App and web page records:
○ ○ ○

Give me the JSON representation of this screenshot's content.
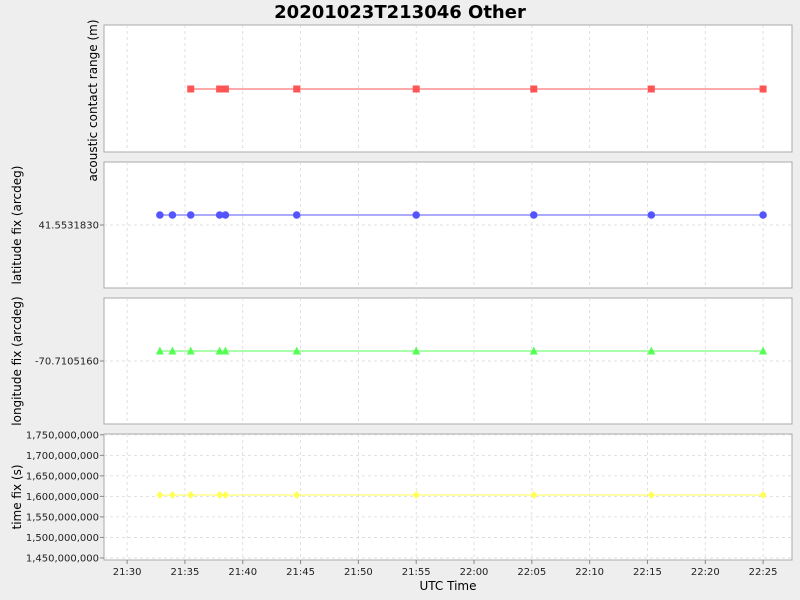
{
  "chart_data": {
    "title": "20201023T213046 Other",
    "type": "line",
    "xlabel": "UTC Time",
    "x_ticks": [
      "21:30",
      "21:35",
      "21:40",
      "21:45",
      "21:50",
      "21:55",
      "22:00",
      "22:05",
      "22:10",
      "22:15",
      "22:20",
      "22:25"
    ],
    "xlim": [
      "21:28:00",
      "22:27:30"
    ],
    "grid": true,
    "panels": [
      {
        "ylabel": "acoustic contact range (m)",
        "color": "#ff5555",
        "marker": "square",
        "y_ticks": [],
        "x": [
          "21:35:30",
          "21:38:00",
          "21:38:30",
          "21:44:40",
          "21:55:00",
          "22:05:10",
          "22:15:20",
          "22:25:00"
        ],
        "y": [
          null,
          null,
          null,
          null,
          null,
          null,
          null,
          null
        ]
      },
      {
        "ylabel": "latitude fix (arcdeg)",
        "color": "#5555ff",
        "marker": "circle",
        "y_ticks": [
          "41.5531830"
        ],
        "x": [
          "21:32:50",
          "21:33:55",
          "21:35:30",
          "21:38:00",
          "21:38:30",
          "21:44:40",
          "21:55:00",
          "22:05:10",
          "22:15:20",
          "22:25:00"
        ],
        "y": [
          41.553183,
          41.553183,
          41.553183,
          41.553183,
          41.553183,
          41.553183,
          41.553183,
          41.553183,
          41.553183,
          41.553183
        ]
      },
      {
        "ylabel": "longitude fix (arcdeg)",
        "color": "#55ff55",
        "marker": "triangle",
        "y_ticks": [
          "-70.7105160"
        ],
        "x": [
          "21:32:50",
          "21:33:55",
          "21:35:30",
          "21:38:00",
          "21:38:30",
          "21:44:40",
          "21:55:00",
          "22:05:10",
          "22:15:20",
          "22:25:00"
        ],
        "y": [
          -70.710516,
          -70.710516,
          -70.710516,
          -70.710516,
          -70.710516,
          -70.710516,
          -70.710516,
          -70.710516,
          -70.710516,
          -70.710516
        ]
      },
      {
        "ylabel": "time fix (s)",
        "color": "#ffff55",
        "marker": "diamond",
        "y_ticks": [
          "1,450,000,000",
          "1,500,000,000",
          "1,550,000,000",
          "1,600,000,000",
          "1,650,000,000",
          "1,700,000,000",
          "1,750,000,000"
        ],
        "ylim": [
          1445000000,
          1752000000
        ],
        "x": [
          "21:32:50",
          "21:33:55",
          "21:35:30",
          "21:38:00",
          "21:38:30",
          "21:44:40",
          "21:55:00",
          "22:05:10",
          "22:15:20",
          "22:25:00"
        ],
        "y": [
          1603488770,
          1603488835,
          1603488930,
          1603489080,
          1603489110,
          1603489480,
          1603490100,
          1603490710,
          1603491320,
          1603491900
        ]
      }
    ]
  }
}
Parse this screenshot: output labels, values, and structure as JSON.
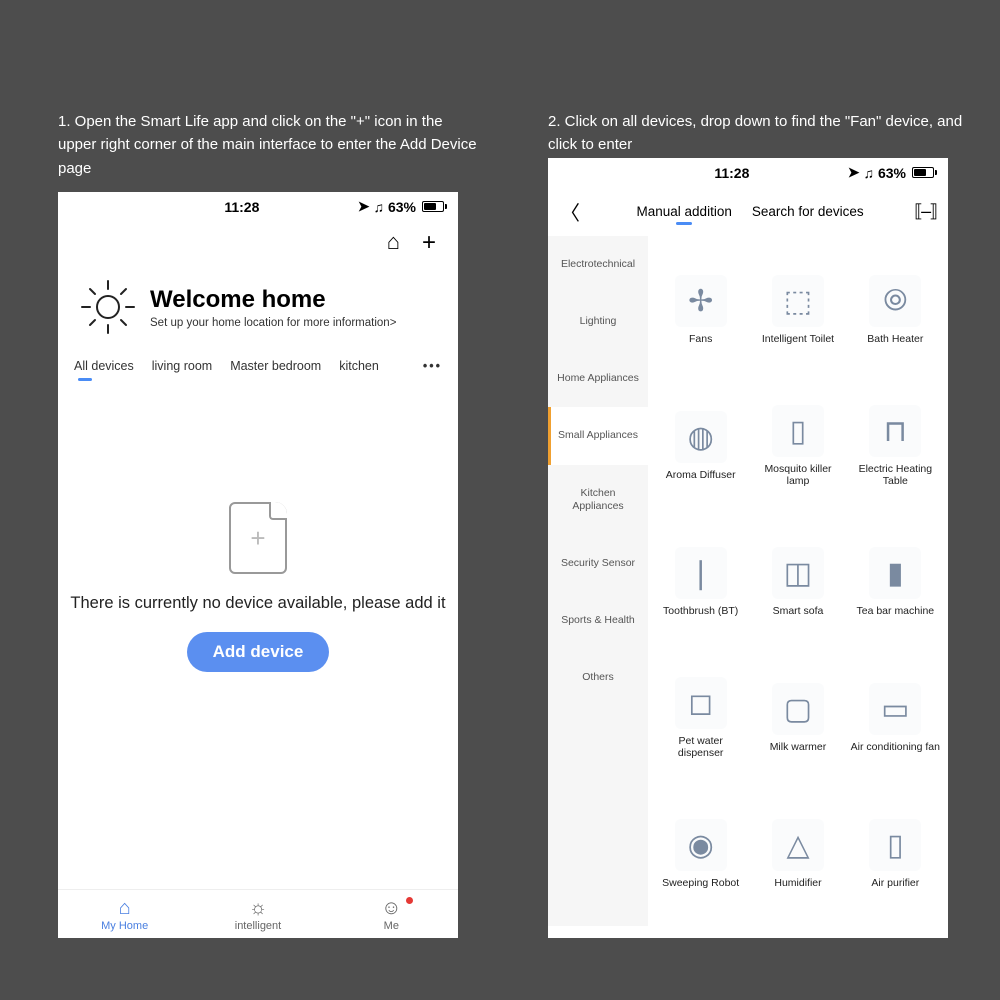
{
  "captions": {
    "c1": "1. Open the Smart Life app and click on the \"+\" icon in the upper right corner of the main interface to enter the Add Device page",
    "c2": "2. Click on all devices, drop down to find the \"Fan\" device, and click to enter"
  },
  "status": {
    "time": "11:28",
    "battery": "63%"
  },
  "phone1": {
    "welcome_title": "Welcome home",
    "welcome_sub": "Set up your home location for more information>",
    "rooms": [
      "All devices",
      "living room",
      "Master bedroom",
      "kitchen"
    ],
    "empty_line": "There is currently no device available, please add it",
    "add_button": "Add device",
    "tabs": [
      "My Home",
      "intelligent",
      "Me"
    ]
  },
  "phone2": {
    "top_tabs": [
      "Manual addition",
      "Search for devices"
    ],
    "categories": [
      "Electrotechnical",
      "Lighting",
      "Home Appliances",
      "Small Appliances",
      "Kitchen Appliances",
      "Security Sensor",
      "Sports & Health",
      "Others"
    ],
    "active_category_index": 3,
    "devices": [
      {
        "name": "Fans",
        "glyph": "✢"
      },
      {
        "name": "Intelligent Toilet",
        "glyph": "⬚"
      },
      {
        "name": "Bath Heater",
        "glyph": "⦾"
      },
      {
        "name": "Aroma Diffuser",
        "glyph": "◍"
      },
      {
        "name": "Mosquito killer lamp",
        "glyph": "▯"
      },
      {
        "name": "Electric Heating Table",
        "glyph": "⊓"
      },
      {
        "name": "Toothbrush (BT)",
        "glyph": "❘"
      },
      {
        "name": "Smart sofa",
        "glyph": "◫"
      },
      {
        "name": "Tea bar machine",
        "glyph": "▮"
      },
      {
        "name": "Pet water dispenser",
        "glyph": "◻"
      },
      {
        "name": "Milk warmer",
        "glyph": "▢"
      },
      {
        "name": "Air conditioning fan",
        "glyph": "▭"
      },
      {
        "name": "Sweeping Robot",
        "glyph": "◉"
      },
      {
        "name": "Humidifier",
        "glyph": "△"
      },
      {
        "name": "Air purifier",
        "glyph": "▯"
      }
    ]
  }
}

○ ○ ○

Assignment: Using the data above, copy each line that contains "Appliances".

Result of the exercise:
      "Home Appliances",
      "Small Appliances",
      "Kitchen Appliances",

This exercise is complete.